A new federal grant of $16 million will guide the next five years of an ongoing, unprecedented study of the root causes of chronic head and neck pain conditions. The study of more than 6,000 adults by research and development organizations in four states is aimed at finding new diagnostic tests and better treatments for chronic pain sufferers, say study leaders.
Joel Greenspan, PhD, a professor in the University of Maryland (UM) School of Dentistry, says the Orofacial Pain Prospective Evaluation and Risk Assessment (OPPERA) study, now in its fourth year, is deepening scientists' understanding of risk factors and genetic markers for conditions, such as temporomandibular disorders (TMD), headaches, irritable bowel syndrome, low back pain, and chronic widespread pain.

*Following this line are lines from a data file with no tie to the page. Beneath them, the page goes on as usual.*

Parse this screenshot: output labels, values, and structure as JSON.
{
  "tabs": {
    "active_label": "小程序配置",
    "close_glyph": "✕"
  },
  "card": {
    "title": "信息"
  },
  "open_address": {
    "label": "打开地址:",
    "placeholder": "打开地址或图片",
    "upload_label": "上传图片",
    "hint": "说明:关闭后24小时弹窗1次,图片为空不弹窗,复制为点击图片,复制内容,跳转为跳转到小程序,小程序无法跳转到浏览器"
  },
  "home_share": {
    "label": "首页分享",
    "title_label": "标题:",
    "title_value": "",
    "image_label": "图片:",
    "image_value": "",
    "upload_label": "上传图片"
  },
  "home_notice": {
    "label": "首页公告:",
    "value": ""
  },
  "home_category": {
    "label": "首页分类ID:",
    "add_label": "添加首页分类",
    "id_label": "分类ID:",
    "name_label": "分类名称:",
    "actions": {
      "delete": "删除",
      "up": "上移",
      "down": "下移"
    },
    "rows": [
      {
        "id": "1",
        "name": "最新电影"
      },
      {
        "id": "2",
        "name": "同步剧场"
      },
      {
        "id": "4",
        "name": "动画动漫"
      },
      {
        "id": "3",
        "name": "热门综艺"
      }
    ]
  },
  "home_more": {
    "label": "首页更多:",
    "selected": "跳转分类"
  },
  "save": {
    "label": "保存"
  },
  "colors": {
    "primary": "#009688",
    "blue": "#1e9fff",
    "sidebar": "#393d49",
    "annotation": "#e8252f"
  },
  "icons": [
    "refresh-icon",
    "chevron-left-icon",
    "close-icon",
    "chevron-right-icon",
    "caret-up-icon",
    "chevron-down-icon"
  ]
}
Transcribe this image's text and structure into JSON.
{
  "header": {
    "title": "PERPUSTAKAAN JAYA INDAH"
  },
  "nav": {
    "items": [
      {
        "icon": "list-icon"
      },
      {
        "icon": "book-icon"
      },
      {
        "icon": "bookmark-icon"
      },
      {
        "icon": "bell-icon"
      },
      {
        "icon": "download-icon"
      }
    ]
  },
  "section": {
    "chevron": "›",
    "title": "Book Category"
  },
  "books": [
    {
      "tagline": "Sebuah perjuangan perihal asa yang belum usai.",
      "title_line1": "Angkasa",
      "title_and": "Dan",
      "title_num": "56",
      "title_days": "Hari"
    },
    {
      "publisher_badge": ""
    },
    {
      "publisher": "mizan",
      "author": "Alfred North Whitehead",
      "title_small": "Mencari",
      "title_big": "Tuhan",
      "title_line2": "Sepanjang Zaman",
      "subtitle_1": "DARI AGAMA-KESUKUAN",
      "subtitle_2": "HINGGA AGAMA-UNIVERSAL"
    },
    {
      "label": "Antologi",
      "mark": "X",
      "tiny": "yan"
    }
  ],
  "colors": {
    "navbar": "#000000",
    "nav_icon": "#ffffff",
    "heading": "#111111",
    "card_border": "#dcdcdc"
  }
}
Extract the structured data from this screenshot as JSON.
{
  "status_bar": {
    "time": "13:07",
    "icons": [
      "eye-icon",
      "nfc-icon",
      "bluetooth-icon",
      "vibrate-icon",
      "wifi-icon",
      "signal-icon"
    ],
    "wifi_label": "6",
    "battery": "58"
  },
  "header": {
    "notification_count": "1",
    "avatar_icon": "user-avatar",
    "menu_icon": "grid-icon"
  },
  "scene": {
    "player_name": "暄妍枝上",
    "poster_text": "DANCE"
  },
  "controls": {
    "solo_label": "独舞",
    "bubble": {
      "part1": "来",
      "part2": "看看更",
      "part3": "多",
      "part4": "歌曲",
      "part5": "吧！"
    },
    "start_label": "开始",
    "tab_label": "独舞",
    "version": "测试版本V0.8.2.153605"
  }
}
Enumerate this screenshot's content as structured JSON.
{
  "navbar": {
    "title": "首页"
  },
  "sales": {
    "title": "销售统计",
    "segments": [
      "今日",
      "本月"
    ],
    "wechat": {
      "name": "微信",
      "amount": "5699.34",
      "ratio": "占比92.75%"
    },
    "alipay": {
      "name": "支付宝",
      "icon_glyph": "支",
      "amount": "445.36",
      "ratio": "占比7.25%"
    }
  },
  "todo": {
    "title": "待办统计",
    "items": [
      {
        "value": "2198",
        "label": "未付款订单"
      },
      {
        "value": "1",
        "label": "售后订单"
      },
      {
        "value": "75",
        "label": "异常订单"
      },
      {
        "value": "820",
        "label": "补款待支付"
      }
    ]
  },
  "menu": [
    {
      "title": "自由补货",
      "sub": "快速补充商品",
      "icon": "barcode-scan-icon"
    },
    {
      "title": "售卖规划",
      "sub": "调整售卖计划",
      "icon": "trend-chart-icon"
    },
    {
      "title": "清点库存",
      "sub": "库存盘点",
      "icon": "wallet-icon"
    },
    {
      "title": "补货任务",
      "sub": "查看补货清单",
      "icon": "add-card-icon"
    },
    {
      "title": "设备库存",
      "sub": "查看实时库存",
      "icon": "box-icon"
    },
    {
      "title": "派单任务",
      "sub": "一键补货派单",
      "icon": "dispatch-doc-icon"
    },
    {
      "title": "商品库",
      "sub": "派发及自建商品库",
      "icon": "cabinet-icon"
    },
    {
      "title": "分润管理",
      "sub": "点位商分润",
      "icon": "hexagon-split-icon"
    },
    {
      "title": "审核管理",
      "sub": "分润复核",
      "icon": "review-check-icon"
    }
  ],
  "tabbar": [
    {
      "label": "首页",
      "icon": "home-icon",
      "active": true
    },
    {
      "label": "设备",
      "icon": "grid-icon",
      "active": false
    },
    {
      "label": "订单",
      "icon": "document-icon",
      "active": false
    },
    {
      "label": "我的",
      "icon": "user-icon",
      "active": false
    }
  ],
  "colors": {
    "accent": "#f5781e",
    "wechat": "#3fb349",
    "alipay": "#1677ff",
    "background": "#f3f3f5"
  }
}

The National Institute of Dental and Craniofacial Research (NIDCR) announced the funding for OPPERA II, which will support continued pain disorder research at the UM School of Dentistry's Department of Neural and Pain Sciences, the University of North Carolina (UNC) School of Dentistry's Regional Center for Neurosensory Disorders, the University of Florida at Gainesville, and the University at Buffalo The Battelle Memorial Institute's Center for Analytics and Public Health-a nonprofit organization headquartered in Columbus, Ohio-serves as the study's coordinating center. UNC's William Maixner, PhD, DDS, and Gary Slade, PhD, DDPH, are the program directors.
According to NIDCR, OPPERA II is designed to build on the findings in its preceding study, OPPERA I, which the agency funded with $17 million in 2008 for the pain research collaboration to identify the causes and point to possible cures for TMD.
Research in the first round of OPPERA, published in the Journal of Pain, showed that people with disorders of long-term jaw pain were much more sensitive to mildly painful sensations elsewhere in the body, more aware of body sensations, and experienced greater heart rate increases under mild stress. The findings provided new insights into potential causes of temporomandibular joint disorders (TMJD). In response to those findings, Greenspan says, "There is a real difference. People with TMJ[D]are more sensitive than those without TMJ[D] on parts of the body other than the jaw. To us it means the nervous system for interpreting pain information is now altered. We think that general heightened pain sensitivity is part of the chronic pain problem."
"Chronic pain is a substantial health problem-one that we're just starting to truly understand-that plagues more than 100 million U.S. citizens," says Maixner. "OPPERA II is critical to furthering our knowledge about human pain conditions. Once we better understand the causes of chronic pain and how one type of pain condition relates to another, we'll be better able to treat those who suffer daily from these disorders."
"Many chronic pain conditions, including chronic orofacial pain, are varied and complex in their etiologies and mechanisms," says Greenspan, principal investigator at UM. "It takes a large team of investigators, as we have assembled for the OPPERA studies, to attempt to understand the basis for chronic pain conditions, which include physiological, psychological, behavioral, and genetic factors." While all the university sites are conducting coordinated evaluations of study recruits, each site has made specific contributions to the project. UM has been particularly responsible for the development of protocols for pain sensitivity testing, which have been part of work carried out in UM's Brotman Orofacial Pain Center and Organized Research Center for Persistent Pain for more than 15 years.
The OPPERA II program will enroll 3,000 new participants and conduct follow-up assessments of them and of 3,200 adults previously studied in the OPPERA I program. The investigators will assess behaviors, psychological characteristics, genetic factors, and other biological mechanisms that contribute to the onset and persistence of common chronic pain conditions like TMD, headaches, low back pain, abdominal pain, and widespread pain. Researchers will look for commonalities as well as unique risk factors and biological mechanisms among the pain types.
"One thing we hope to accomplish is the identification of risk factors and biological mechanisms that cause the pain conditions to transition from an initial acute state to a persistent chronic state," says Maixner. "Most clinical pain conditions disappear with time, but certain individuals are susceptible to developing chronic pain states. We hope to identify environmental events and biological processes that mediate the transition from acute to chronic pain. We also intend to identify the underlying biological processes that permit the co-expression of common chronic pain conditions that overlap with TMD. By identifying these risk factors and biological pathways we will be able to provide diagnoses based on the mechanisms mediating the pain, which will hopefully provide better treatment approaches for millions of chronic pain sufferers."
Other organizations assisting with the research are the University of Washington, led by Bruce Weir, PhD, and Harvard University, led by Shamil Sunyaev, PhD.